I knew there would be some rime ice with overnight freezing fog but hadn't planned on the stratus above it departing so early in the day. So I slept in. I woke up, looked out and was pretty surprised. Said "crap" and flew out the door. Eventually wound up over at Desoto NWR. Good thing.
It was pretty darn ridiculous over there. Most amazing is the fact the water isn't froze over in early February. It was also steaming, which is also amazing to consider. If only I had been there sooner. It was nearing 10 a.m. as I got there. The one area was like glass. It is a big time feat to have glass calm water in February that is, well, water, and have it be steaming. This stuff will freeze over quite readily on one cold night. The stratus must have cleared very late in the night or very early morning, long enough to allow temps to plummet to lower 10s but not soon enough to have the calm water freezing over. It was more or less in the process of becoming ice and I think you can see it in some images.
I had to run down to the shore to get some vegetation out of the shot. As I did so, this pair of Canadian Geese moved out into the water. I'm pretty darn sure that stuff they are swimming into is the thinnest of ice, brand new ice forming.
Slightly cool looking. Luck to be there? Maybe. Probably more along the lines of a lot of trying. I had first left and drove to my parent's place in the hills. Not happy with scenes there, I thought about the flats and how they usually have the thickest frost. Soon into getting over there I thought about possible scenes in Desoto. I then wound up here. I almost didn't even head out, as I figured as late as I was, the frost would be rapidly falling off in the sun light. I flew out the door anyway and wound up here in time. It'd have been easy to chalk up the "miss" and stayed home.
I can't help but feel this scene is going to be nearly impossible to get again. It's fairly tricky to get the thick frost, but not way crazy. It's easy enough. Getting it with open waters in winter is a little more tricky. Getting it with dead calm glass open water, as easy as this crap will freeze over over night....well this is all just not likely or easily repeatable I don't think. Stratus kept temps from plummeting till late when it left, or this would for sure be ice. I couldn't believe I was seeing steam as I went in there. Air temp has to be a good bit below the water temp, which is for sure right near 32F, and so if that is the case with it being calm, it was going to be readily freezing over. By now though the steam was only really evident when looking more at the sun, which didn't work for the frost. I'm sure it would have been better had I been here sooner. That would be an almost impossible scene if you tossed steam into this. I guess maybe if you had an early snow and frost while water was still warm.
11 photos stitched. Click to see it somewhat bigger. This at full size would be ginormous. You could print this at 20 inches tall by several feet long. I did some vertical shots that if they stitched well could go even bigger. Not sure I got them all level enough to stitch well. Not really needed anyway, given how big this one could go.

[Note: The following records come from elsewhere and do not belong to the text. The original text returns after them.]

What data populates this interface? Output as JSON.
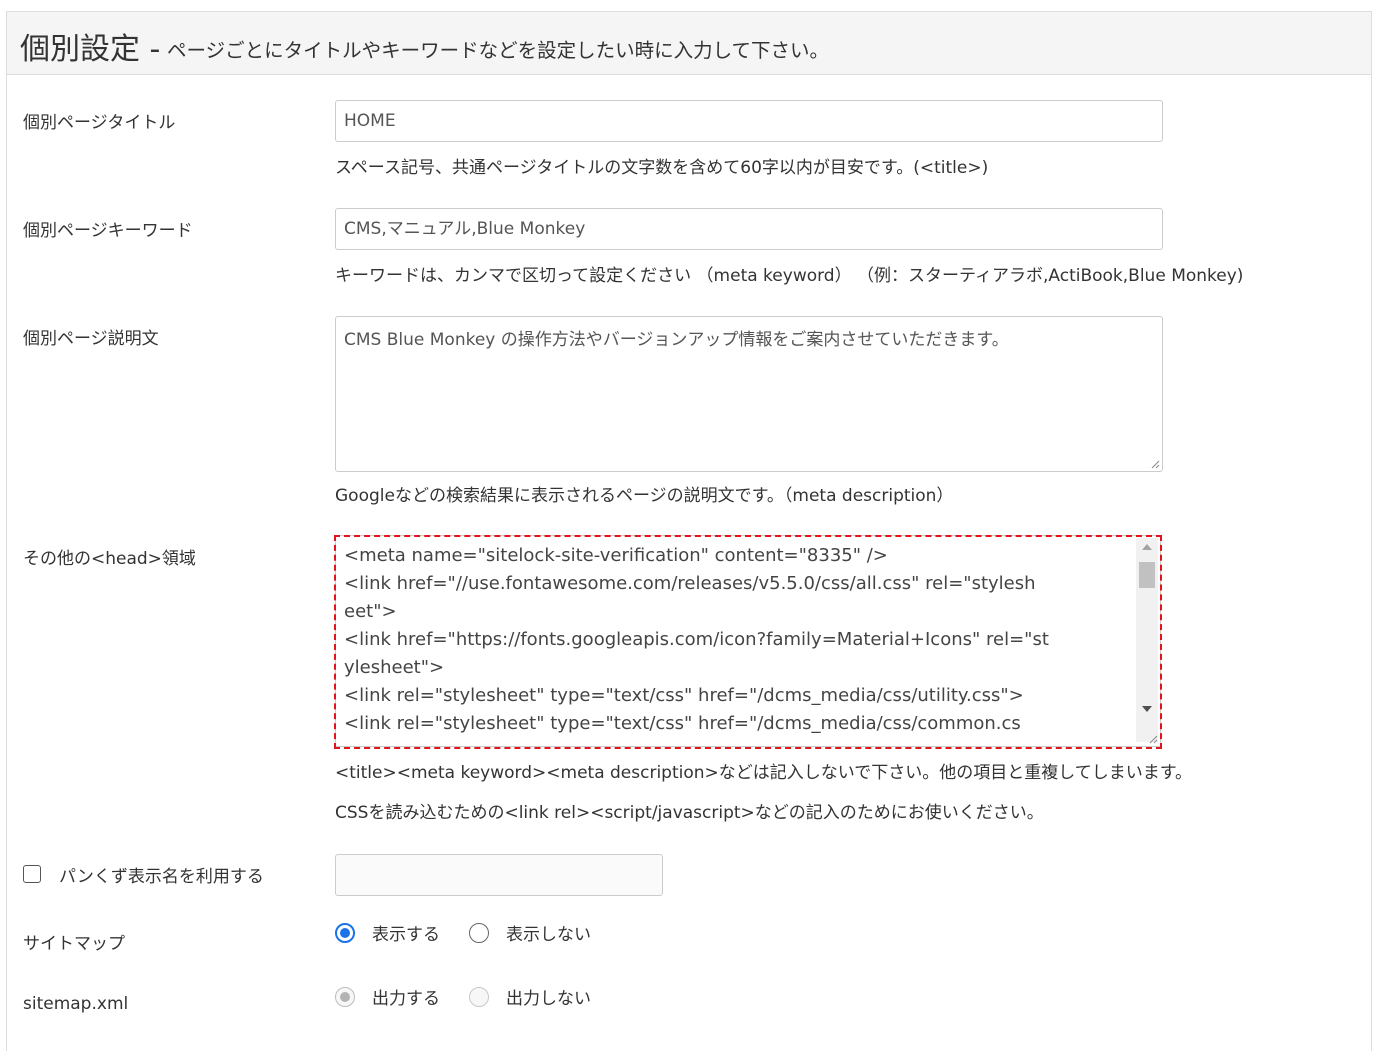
{
  "header": {
    "title": "個別設定 -",
    "subtitle": "ページごとにタイトルやキーワードなどを設定したい時に入力して下さい。"
  },
  "page_title": {
    "label": "個別ページタイトル",
    "value": "HOME",
    "help": "スペース記号、共通ページタイトルの文字数を含めて60字以内が目安です。(<title>)"
  },
  "keywords": {
    "label": "個別ページキーワード",
    "value": "CMS,マニュアル,Blue Monkey",
    "help": "キーワードは、カンマで区切って設定ください （meta keyword） （例：スターティアラボ,ActiBook,Blue Monkey)"
  },
  "description": {
    "label": "個別ページ説明文",
    "value": "CMS Blue Monkey の操作方法やバージョンアップ情報をご案内させていただきます。",
    "help": "Googleなどの検索結果に表示されるページの説明文です。（meta description）"
  },
  "head_area": {
    "label": "その他の<head>領域",
    "lines": [
      "<meta name=\"sitelock-site-verification\" content=\"8335\" />",
      "<link href=\"//use.fontawesome.com/releases/v5.5.0/css/all.css\" rel=\"stylesh",
      "eet\">",
      "<link href=\"https://fonts.googleapis.com/icon?family=Material+Icons\" rel=\"st",
      "ylesheet\">",
      "<link rel=\"stylesheet\" type=\"text/css\" href=\"/dcms_media/css/utility.css\">",
      "<link rel=\"stylesheet\" type=\"text/css\" href=\"/dcms_media/css/common.cs"
    ],
    "help1": "<title><meta keyword><meta description>などは記入しないで下さい。他の項目と重複してしまいます。",
    "help2": "CSSを読み込むための<link rel><script/javascript>などの記入のためにお使いください。"
  },
  "breadcrumb": {
    "label": "パンくず表示名を利用する",
    "checked": false,
    "value": ""
  },
  "sitemap": {
    "label": "サイトマップ",
    "option_show": "表示する",
    "option_hide": "表示しない",
    "selected": "表示する"
  },
  "sitemap_xml": {
    "label": "sitemap.xml",
    "option_output": "出力する",
    "option_no_output": "出力しない",
    "selected": "出力する",
    "disabled": true
  },
  "colors": {
    "accent": "#1a73e8",
    "highlight_border": "#e3131b"
  }
}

Click to go a tiny big larger.
You could make some really cool waves by stepping on this thin ice. My foot eventually went through it into the water. It wouldn't matter by later anyway, as I was soaked from messing around in the snow.
That may all be extremely thin new ice there. Notice the abrupt line part way off shore in the water.
Found these guys had moved closer to the other shore. Slightly cool scene with the frost and snow as the back drop.